LIZETTE SALAS: Since second stage of Q‑school, so almost two years. Yeah, it's a very long time, and I had a lot of success with it. You know, it was one of those decisions where I just felt comfortable, and it's time for a change. You know, everyone told me I was a good putter even before I used the belly, so I just had to believe it, and it's been working great.
Q. Take me through ‑‑ we all know at Kraft you put yourself in contention and had a rough Sunday, but usually that's when you learn the biggest lessons are days like that. What have you taken from that Sunday until now as you're right back up at the top of the leaderboard?
LIZETTE SALAS: Yeah, I learned a lot. I learned how to really grind, and being here in Hawai'i with the wind you really have to grind, and yesterday I ground it out for 1‑under par, which is a phenomenal score. I learned how to stay patient. I learned that a bad round doesn't define who you are as a player. I wrote in a blog, even after shooting 79 I came back with 69. That's the type of player I am. I bounce back. Yeah, it was a terrible score at Kraft and bad timing, but it's just one of those days, and I learned how to forget about it. I let the clubs stay in the car for a couple of days. I didn't pick them up until Thursday and just relaxed, and I knew I was better than that, and it's definitely showing here.
Q. Overall your confidence level in terms of getting up there now. You've been starting to play really well and seeing your name up towards the top of the leaderboard. Is there a comfort level that comes with that the more experience you get?
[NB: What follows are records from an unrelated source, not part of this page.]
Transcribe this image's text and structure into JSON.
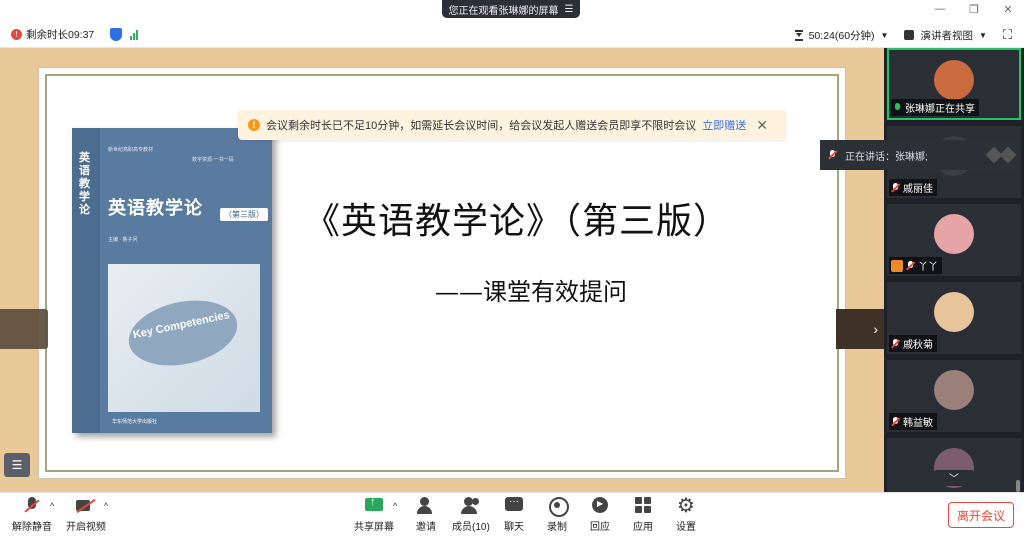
{
  "window": {
    "share_indicator": "您正在观看张琳娜的屏幕",
    "menu_icon": "hamburger-icon"
  },
  "status": {
    "remaining_time": "剩余时长09:37",
    "duration": "50:24(60分钟)",
    "view_mode": "演讲者视图"
  },
  "notice": {
    "text": "会议剩余时长已不足10分钟，如需延长会议时间，给会议发起人赠送会员即享不限时会议",
    "link": "立即赠送",
    "close": "✕"
  },
  "slide": {
    "title": "《英语教学论》（第三版）",
    "subtitle": "——课堂有效提问",
    "book": {
      "spine": "英语教学论",
      "title": "英语教学论",
      "edition": "（第三版）",
      "tag1": "新世纪高职高专教材",
      "tag2": "数字资源·一书一码",
      "editor": "主编 · 鲁子问",
      "bubble": "Key Competencies",
      "publisher": "华东师范大学出版社"
    }
  },
  "speaking": {
    "label": "正在讲话：张琳娜;"
  },
  "participants": [
    {
      "name": "张琳娜正在共享",
      "avatar_color": "#c96a3f",
      "mic": "on"
    },
    {
      "name": "戚丽佳",
      "avatar_color": "#3a3f46",
      "mic": "off"
    },
    {
      "name": "丫丫",
      "avatar_color": "#e6a4a8",
      "mic": "off",
      "host": true
    },
    {
      "name": "戚秋菊",
      "avatar_color": "#e8c49a",
      "mic": "off"
    },
    {
      "name": "韩益敏",
      "avatar_color": "#9a7f7a",
      "mic": "off"
    },
    {
      "name": "",
      "avatar_color": "#7c5c6e",
      "mic": "off"
    }
  ],
  "toolbar": {
    "unmute": "解除静音",
    "start_video": "开启视频",
    "share_screen": "共享屏幕",
    "invite": "邀请",
    "members": "成员(10)",
    "chat": "聊天",
    "record": "录制",
    "replay": "回应",
    "apps": "应用",
    "settings": "设置",
    "leave": "离开会议"
  },
  "colors": {
    "accent_green": "#27c268",
    "danger": "#e64a3b",
    "link": "#2f6fe4",
    "stage_bg": "#e9c99a",
    "panel_bg": "#1e2127"
  }
}
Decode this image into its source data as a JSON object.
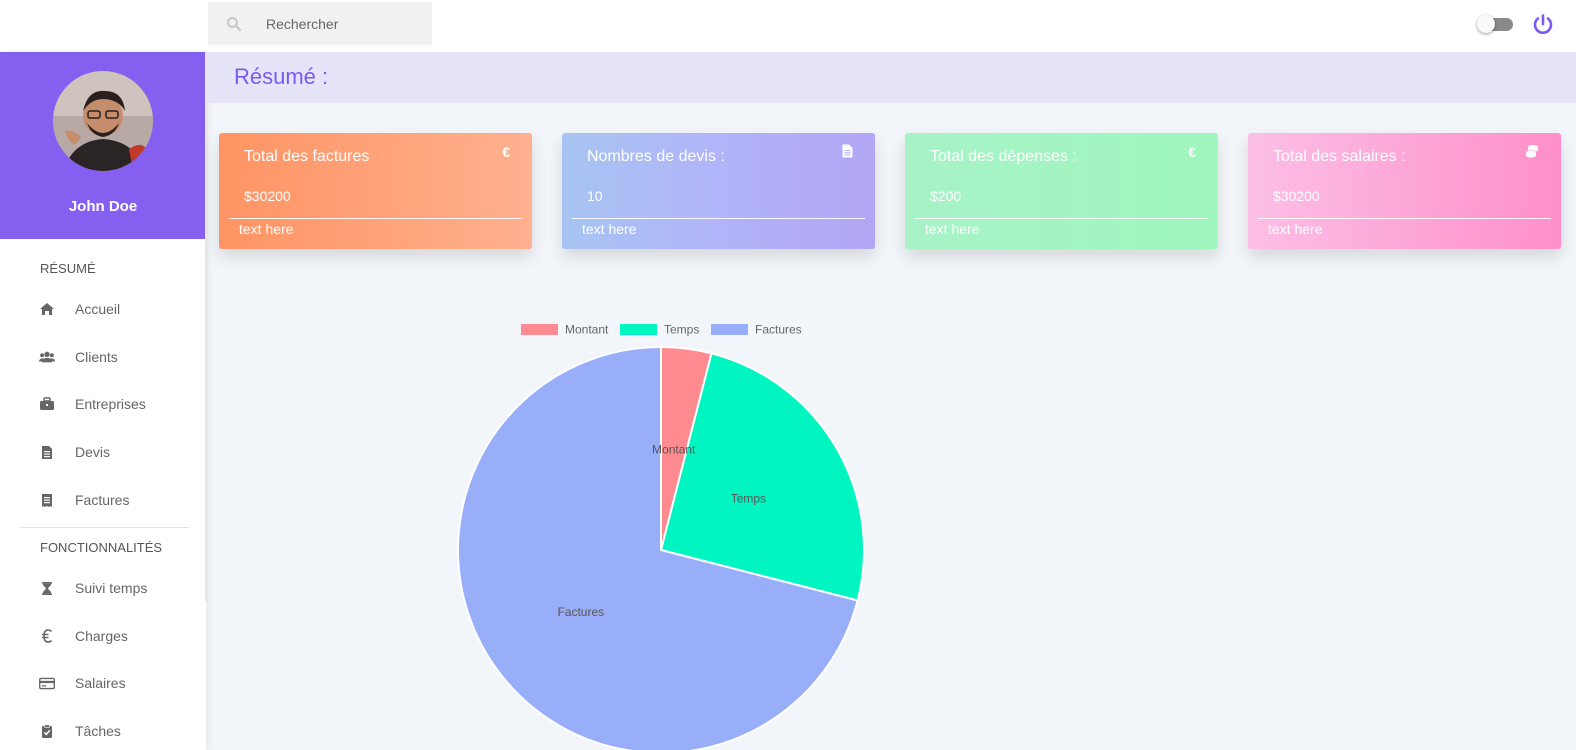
{
  "search": {
    "placeholder": "Rechercher"
  },
  "user": {
    "name": "John Doe"
  },
  "sidebar": {
    "section1_title": "RÉSUMÉ",
    "items1": [
      {
        "label": "Accueil",
        "icon": "home-icon"
      },
      {
        "label": "Clients",
        "icon": "users-icon"
      },
      {
        "label": "Entreprises",
        "icon": "briefcase-icon"
      },
      {
        "label": "Devis",
        "icon": "document-icon"
      },
      {
        "label": "Factures",
        "icon": "receipt-icon"
      }
    ],
    "section2_title": "FONCTIONNALITÉS",
    "items2": [
      {
        "label": "Suivi temps",
        "icon": "hourglass-icon"
      },
      {
        "label": "Charges",
        "icon": "euro-icon"
      },
      {
        "label": "Salaires",
        "icon": "credit-card-icon"
      },
      {
        "label": "Tâches",
        "icon": "clipboard-check-icon"
      }
    ]
  },
  "main": {
    "title": "Résumé :",
    "cards": [
      {
        "title": "Total des factures",
        "value": "$30200",
        "footer": "text here",
        "icon": "euro-icon"
      },
      {
        "title": "Nombres de devis :",
        "value": "10",
        "footer": "text here",
        "icon": "file-icon"
      },
      {
        "title": "Total des dépenses :",
        "value": "$200",
        "footer": "text here",
        "icon": "euro-icon"
      },
      {
        "title": "Total des salaires :",
        "value": "$30200",
        "footer": "text here",
        "icon": "coins-icon"
      }
    ]
  },
  "colors": {
    "accent": "#8560f0",
    "montant": "#ff8a8f",
    "temps": "#00f5c0",
    "factures": "#99aef8"
  },
  "chart_data": {
    "type": "pie",
    "categories": [
      "Montant",
      "Temps",
      "Factures"
    ],
    "values": [
      4,
      25,
      71
    ],
    "legend": "top",
    "labels_on_slices": true
  }
}
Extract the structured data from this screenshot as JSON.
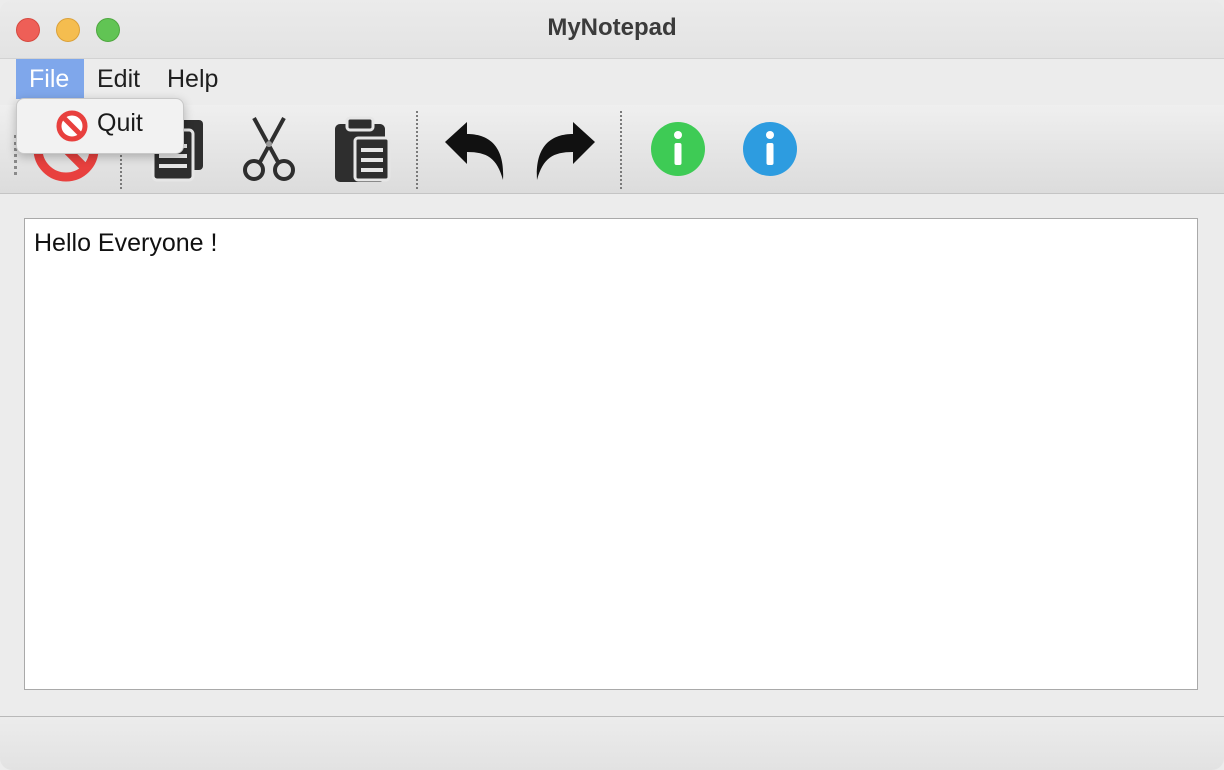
{
  "window": {
    "title": "MyNotepad"
  },
  "menubar": {
    "items": [
      {
        "label": "File",
        "active": true
      },
      {
        "label": "Edit",
        "active": false
      },
      {
        "label": "Help",
        "active": false
      }
    ]
  },
  "file_menu": {
    "items": [
      {
        "label": "Quit",
        "icon": "no-entry-icon"
      }
    ]
  },
  "toolbar": {
    "buttons": [
      {
        "icon": "quit-icon"
      },
      {
        "icon": "copy-icon"
      },
      {
        "icon": "cut-icon"
      },
      {
        "icon": "paste-icon"
      },
      {
        "icon": "undo-icon"
      },
      {
        "icon": "redo-icon"
      },
      {
        "icon": "about-icon"
      },
      {
        "icon": "about-qt-icon"
      }
    ]
  },
  "editor": {
    "text": "Hello Everyone !"
  },
  "colors": {
    "menu_highlight": "#7fa7eb",
    "quit_red": "#e8403e",
    "info_green": "#3ecb55",
    "info_blue": "#2d9ce0"
  }
}
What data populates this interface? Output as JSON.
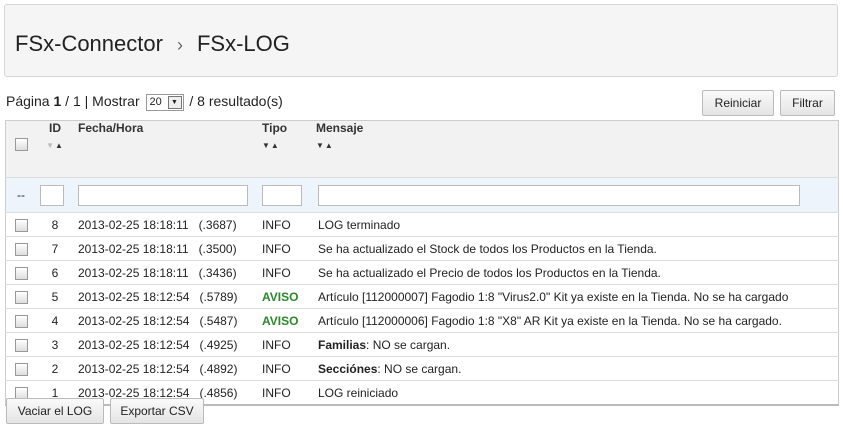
{
  "header": {
    "crumb1": "FSx-Connector",
    "sep": "›",
    "crumb2": "FSx-LOG"
  },
  "pagination": {
    "label": "Página",
    "page": "1",
    "total": "/ 1",
    "show": "| Mostrar",
    "per_page": "20",
    "results": "/ 8 resultado(s)"
  },
  "toolbar": {
    "reset": "Reiniciar",
    "filter": "Filtrar"
  },
  "columns": {
    "id": "ID",
    "fecha": "Fecha/Hora",
    "tipo": "Tipo",
    "mensaje": "Mensaje"
  },
  "filter_row": {
    "marker": "--"
  },
  "rows": [
    {
      "id": "8",
      "fecha": "2013-02-25 18:18:11",
      "ms": "(.3687)",
      "tipo": "INFO",
      "bold": "",
      "msg": "LOG terminado"
    },
    {
      "id": "7",
      "fecha": "2013-02-25 18:18:11",
      "ms": "(.3500)",
      "tipo": "INFO",
      "bold": "",
      "msg": "Se ha actualizado el Stock de todos los Productos en la Tienda."
    },
    {
      "id": "6",
      "fecha": "2013-02-25 18:18:11",
      "ms": "(.3436)",
      "tipo": "INFO",
      "bold": "",
      "msg": "Se ha actualizado el Precio de todos los Productos en la Tienda."
    },
    {
      "id": "5",
      "fecha": "2013-02-25 18:12:54",
      "ms": "(.5789)",
      "tipo": "AVISO",
      "bold": "",
      "msg": "Artículo [112000007] Fagodio 1:8 \"Virus2.0\" Kit ya existe en la Tienda. No se ha cargado"
    },
    {
      "id": "4",
      "fecha": "2013-02-25 18:12:54",
      "ms": "(.5487)",
      "tipo": "AVISO",
      "bold": "",
      "msg": "Artículo [112000006] Fagodio 1:8 \"X8\" AR Kit ya existe en la Tienda. No se ha cargado."
    },
    {
      "id": "3",
      "fecha": "2013-02-25 18:12:54",
      "ms": "(.4925)",
      "tipo": "INFO",
      "bold": "Familias",
      "msg": ": NO se cargan."
    },
    {
      "id": "2",
      "fecha": "2013-02-25 18:12:54",
      "ms": "(.4892)",
      "tipo": "INFO",
      "bold": "Secciónes",
      "msg": ": NO se cargan."
    },
    {
      "id": "1",
      "fecha": "2013-02-25 18:12:54",
      "ms": "(.4856)",
      "tipo": "INFO",
      "bold": "",
      "msg": "LOG reiniciado"
    }
  ],
  "footer": {
    "empty": "Vaciar el LOG",
    "export": "Exportar CSV"
  }
}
LIZETTE SALAS: Yeah, definitely, I'm getting a lot more comfortable seeing my name up at the top of the leaderboard, and that's what Nancy Lopez has been teaching me is to look at the leaderboard and to really study it and to figure out what I need to do. You know, today it was just fun. I just started seeing the ball go in the hole a lot more, and confident putting stroke. Yeah, it's awfully nice to see my name up on the leaderboard so consistently this year. But you never know with this wind what will happen tomorrow. Just got to stay patient and not get too ahead of myself tomorrow.